=== EXCERPTED DATA ===

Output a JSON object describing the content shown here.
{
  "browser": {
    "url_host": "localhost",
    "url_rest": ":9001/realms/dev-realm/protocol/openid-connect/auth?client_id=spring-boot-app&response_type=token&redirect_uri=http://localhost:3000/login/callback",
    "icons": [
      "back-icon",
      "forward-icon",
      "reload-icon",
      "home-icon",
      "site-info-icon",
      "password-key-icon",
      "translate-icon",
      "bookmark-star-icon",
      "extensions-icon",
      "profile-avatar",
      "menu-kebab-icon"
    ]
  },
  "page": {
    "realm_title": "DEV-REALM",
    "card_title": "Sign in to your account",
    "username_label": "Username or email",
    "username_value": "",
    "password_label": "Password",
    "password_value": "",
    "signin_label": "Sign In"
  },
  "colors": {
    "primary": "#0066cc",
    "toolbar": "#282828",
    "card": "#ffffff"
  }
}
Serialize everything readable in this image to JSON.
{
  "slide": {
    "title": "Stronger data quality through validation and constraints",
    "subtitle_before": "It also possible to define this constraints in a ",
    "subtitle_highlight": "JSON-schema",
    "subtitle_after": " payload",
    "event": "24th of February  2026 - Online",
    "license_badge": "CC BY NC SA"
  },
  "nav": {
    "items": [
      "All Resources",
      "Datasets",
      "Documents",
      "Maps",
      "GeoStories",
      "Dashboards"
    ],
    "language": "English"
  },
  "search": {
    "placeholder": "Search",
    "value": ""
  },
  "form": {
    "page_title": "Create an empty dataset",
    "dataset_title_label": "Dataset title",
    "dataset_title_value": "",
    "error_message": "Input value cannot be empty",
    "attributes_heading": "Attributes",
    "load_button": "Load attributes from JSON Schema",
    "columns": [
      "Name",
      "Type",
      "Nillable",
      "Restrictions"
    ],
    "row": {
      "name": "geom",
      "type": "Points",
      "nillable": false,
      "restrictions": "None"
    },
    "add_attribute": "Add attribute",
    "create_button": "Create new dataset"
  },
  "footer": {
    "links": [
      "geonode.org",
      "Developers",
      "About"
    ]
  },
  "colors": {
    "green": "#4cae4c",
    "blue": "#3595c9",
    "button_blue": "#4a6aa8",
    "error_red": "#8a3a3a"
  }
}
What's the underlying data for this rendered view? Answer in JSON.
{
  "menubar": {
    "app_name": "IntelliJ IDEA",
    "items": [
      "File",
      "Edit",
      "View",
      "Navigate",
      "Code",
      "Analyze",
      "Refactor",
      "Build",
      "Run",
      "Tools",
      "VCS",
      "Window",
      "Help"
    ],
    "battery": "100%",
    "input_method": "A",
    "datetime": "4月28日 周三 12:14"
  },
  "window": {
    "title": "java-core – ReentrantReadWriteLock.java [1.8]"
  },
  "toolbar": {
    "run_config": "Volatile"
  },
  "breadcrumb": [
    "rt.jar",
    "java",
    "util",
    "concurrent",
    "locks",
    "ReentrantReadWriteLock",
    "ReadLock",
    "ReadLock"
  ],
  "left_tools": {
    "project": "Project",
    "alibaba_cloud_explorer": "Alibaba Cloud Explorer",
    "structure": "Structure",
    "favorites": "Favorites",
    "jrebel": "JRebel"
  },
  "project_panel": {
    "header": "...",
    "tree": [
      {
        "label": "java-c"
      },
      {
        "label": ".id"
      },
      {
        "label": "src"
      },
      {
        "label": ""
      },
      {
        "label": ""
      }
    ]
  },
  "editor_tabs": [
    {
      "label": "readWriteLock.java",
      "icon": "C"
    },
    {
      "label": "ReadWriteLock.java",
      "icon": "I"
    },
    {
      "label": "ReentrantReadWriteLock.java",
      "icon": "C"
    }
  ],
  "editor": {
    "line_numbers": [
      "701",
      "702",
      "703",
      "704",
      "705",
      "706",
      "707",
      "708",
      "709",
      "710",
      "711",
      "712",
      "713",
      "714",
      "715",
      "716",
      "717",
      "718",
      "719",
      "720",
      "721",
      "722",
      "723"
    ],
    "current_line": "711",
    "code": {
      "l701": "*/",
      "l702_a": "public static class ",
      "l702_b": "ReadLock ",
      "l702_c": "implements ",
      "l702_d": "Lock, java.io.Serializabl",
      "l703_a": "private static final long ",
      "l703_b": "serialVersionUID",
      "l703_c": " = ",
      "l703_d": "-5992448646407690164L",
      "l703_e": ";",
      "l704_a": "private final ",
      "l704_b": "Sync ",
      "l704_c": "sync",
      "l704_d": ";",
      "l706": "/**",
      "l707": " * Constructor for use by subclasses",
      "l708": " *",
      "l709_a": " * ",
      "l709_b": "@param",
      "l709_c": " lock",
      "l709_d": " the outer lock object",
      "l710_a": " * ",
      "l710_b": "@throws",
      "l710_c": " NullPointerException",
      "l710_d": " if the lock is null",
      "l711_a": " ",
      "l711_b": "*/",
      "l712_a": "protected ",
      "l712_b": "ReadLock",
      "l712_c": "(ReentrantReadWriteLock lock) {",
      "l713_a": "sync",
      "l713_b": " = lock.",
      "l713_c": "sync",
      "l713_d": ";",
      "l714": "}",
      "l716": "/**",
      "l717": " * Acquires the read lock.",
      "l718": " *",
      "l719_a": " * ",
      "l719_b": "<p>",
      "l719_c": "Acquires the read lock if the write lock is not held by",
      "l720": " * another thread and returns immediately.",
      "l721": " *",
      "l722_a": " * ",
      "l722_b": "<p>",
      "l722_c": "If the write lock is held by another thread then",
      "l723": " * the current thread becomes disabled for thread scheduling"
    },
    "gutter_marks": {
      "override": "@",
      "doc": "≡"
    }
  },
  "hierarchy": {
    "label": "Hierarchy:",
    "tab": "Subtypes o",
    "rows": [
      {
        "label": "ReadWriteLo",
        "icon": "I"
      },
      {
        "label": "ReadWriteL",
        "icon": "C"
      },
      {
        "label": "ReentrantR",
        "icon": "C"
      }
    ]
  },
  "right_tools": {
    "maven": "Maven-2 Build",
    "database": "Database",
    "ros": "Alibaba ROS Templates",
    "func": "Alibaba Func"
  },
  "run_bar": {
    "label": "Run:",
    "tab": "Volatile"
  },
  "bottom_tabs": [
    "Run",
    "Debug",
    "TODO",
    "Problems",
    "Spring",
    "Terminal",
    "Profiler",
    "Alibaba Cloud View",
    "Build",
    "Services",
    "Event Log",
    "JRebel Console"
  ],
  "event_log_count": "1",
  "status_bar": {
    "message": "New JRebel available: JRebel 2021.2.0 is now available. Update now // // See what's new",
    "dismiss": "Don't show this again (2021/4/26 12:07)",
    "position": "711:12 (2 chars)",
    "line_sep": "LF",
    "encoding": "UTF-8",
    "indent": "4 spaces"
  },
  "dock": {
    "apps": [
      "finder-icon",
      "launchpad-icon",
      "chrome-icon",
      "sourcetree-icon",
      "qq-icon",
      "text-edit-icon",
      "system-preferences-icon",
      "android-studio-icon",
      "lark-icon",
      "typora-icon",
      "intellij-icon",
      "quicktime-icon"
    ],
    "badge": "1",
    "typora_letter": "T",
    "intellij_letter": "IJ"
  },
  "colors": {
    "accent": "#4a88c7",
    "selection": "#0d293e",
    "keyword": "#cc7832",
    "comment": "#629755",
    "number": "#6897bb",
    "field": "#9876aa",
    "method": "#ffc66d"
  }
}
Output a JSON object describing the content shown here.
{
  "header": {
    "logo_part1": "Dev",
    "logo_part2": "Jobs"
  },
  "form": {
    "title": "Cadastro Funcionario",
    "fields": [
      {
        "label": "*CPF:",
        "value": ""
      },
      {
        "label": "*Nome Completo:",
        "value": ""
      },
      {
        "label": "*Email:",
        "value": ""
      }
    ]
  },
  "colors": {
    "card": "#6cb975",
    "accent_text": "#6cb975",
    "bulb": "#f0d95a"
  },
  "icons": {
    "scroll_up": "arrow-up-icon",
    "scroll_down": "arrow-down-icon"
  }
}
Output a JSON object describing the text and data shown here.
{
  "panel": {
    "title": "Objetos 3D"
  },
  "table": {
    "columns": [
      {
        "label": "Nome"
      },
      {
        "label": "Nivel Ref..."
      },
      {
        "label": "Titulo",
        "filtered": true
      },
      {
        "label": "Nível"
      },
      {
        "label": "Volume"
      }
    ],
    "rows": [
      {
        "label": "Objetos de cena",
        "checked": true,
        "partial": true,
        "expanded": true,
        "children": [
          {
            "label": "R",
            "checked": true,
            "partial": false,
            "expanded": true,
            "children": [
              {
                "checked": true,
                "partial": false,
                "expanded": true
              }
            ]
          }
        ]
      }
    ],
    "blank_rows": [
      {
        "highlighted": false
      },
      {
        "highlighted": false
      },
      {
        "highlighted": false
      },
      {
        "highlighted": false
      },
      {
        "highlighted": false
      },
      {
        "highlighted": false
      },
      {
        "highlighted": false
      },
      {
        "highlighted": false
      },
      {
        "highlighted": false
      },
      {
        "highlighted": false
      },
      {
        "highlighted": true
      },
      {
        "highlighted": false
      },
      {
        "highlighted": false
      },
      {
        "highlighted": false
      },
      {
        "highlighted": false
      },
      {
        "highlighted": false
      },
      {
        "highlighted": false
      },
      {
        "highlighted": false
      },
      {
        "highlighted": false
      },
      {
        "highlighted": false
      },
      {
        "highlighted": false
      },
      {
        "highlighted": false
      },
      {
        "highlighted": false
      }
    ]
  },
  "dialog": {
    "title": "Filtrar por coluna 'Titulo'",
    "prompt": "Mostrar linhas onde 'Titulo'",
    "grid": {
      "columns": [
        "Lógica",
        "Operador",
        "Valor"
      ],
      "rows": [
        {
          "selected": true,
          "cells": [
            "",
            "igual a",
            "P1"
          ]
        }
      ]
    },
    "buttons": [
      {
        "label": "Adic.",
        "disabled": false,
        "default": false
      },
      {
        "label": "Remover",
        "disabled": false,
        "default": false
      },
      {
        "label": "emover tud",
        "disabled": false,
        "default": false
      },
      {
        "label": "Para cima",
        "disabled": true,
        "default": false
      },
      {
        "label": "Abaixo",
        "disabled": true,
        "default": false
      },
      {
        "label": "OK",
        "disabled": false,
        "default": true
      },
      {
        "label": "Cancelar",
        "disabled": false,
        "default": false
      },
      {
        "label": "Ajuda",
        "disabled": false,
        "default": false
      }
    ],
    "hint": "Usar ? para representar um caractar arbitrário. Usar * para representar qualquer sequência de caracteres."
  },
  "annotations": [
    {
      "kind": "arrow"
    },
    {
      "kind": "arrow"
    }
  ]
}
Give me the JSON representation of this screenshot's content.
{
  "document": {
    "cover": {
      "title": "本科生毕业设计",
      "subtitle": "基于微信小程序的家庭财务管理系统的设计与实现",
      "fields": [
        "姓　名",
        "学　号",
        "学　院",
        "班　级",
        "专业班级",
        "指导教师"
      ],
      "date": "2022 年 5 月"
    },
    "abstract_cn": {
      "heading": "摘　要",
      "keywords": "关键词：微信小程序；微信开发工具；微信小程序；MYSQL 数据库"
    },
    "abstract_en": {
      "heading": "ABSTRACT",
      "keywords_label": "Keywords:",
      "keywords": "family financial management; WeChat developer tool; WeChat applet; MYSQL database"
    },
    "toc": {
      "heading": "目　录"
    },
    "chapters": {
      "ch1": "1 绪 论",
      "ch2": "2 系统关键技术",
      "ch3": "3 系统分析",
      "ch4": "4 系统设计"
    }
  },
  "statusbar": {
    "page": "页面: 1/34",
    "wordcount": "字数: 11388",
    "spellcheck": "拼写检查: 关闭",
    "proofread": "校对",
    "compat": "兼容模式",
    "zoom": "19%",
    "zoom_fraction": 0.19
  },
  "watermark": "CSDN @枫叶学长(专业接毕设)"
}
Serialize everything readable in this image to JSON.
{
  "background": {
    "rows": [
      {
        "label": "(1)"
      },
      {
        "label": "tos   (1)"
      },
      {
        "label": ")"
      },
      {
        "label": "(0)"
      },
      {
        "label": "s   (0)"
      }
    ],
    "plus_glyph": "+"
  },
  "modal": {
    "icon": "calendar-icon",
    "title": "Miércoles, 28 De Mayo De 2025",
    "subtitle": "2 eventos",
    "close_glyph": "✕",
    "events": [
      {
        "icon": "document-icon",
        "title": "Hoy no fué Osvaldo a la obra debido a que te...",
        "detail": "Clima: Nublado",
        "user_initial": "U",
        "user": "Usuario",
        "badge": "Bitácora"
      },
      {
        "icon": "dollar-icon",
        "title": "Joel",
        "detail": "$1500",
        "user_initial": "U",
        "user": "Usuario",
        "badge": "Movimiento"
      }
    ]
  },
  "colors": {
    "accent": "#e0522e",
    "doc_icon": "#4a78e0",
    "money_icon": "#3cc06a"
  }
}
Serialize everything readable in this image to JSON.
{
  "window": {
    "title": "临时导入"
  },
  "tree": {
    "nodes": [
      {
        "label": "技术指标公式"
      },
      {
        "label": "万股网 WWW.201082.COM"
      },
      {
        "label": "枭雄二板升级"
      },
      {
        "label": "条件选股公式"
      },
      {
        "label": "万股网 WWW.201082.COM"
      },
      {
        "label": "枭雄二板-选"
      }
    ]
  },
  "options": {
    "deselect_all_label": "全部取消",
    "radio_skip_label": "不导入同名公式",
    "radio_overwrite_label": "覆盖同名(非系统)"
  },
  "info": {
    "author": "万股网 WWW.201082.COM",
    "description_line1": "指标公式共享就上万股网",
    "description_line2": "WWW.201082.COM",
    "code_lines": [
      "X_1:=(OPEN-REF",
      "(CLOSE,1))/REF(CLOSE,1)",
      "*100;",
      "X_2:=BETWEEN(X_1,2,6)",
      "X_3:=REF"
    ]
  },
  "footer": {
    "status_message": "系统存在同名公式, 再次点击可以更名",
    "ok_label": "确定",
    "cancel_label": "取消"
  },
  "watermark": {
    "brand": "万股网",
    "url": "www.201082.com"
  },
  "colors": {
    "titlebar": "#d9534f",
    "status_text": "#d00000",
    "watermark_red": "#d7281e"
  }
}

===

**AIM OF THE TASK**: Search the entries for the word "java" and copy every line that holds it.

**ANSWER FOR THIS EXERCISE**:
    "title": "java-core – ReentrantReadWriteLock.java [1.8]"
    "java",
        "label": "java-c"
      "label": "readWriteLock.java",
      "label": "ReadWriteLock.java",
      "label": "ReentrantReadWriteLock.java",
      "l702_d": "Lock, java.io.Serializabl",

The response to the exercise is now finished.